Top of The input

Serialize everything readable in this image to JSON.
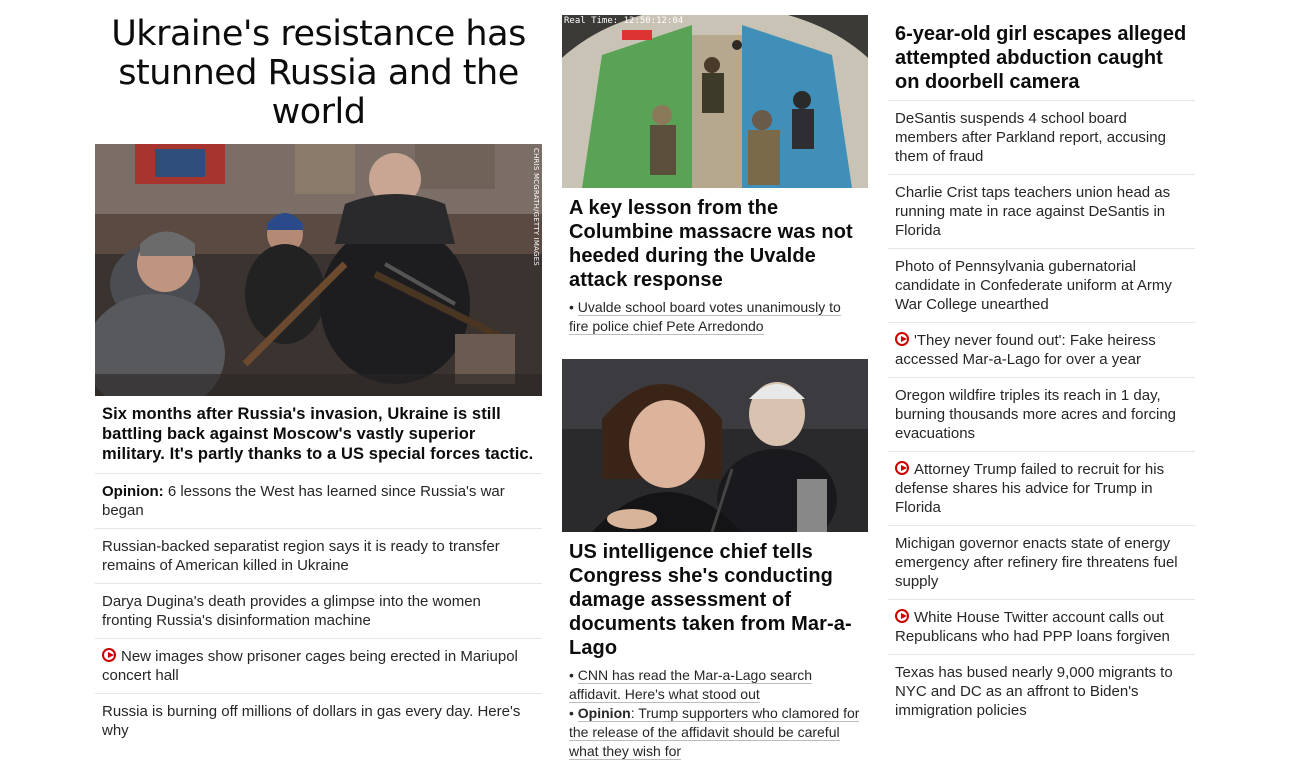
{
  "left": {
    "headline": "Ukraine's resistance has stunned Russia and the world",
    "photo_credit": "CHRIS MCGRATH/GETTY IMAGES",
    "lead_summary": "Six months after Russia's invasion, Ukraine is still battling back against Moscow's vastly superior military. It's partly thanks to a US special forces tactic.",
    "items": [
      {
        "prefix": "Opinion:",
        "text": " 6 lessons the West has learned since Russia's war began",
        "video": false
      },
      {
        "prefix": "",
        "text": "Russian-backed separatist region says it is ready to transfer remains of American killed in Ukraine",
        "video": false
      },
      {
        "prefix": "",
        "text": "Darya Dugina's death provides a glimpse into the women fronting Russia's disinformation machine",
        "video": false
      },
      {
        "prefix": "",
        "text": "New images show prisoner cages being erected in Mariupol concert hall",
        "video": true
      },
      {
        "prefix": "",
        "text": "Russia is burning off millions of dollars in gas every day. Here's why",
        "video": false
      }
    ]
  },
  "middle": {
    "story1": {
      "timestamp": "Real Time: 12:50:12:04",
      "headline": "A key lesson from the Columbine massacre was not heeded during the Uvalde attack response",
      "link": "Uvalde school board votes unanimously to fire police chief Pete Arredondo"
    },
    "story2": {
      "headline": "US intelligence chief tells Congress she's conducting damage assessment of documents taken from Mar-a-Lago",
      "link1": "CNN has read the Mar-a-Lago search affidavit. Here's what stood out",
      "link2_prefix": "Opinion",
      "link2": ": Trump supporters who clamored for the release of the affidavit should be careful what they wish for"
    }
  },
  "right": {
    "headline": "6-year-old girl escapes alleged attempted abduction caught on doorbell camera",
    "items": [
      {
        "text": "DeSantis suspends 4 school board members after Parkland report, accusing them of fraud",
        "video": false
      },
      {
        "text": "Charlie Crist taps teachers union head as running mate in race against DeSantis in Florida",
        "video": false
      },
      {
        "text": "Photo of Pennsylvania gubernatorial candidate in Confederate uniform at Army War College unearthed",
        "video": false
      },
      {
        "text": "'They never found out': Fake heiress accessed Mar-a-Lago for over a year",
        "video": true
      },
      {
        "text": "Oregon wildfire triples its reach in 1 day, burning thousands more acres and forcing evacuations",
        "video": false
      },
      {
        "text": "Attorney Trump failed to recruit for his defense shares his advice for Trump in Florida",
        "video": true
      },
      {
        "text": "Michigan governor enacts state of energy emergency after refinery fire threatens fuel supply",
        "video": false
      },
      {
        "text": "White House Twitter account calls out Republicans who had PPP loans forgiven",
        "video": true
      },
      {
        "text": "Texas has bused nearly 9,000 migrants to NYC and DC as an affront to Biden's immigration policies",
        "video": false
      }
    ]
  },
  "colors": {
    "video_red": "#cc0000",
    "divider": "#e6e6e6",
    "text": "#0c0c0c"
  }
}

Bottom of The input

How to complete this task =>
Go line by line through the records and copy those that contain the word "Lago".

Result for this task =>
      "headline": "US intelligence chief tells Congress she's conducting damage assessment of documents taken from Mar-a-Lago",
      "link1": "CNN has read the Mar-a-Lago search affidavit. Here's what stood out",
        "text": "'They never found out': Fake heiress accessed Mar-a-Lago for over a year",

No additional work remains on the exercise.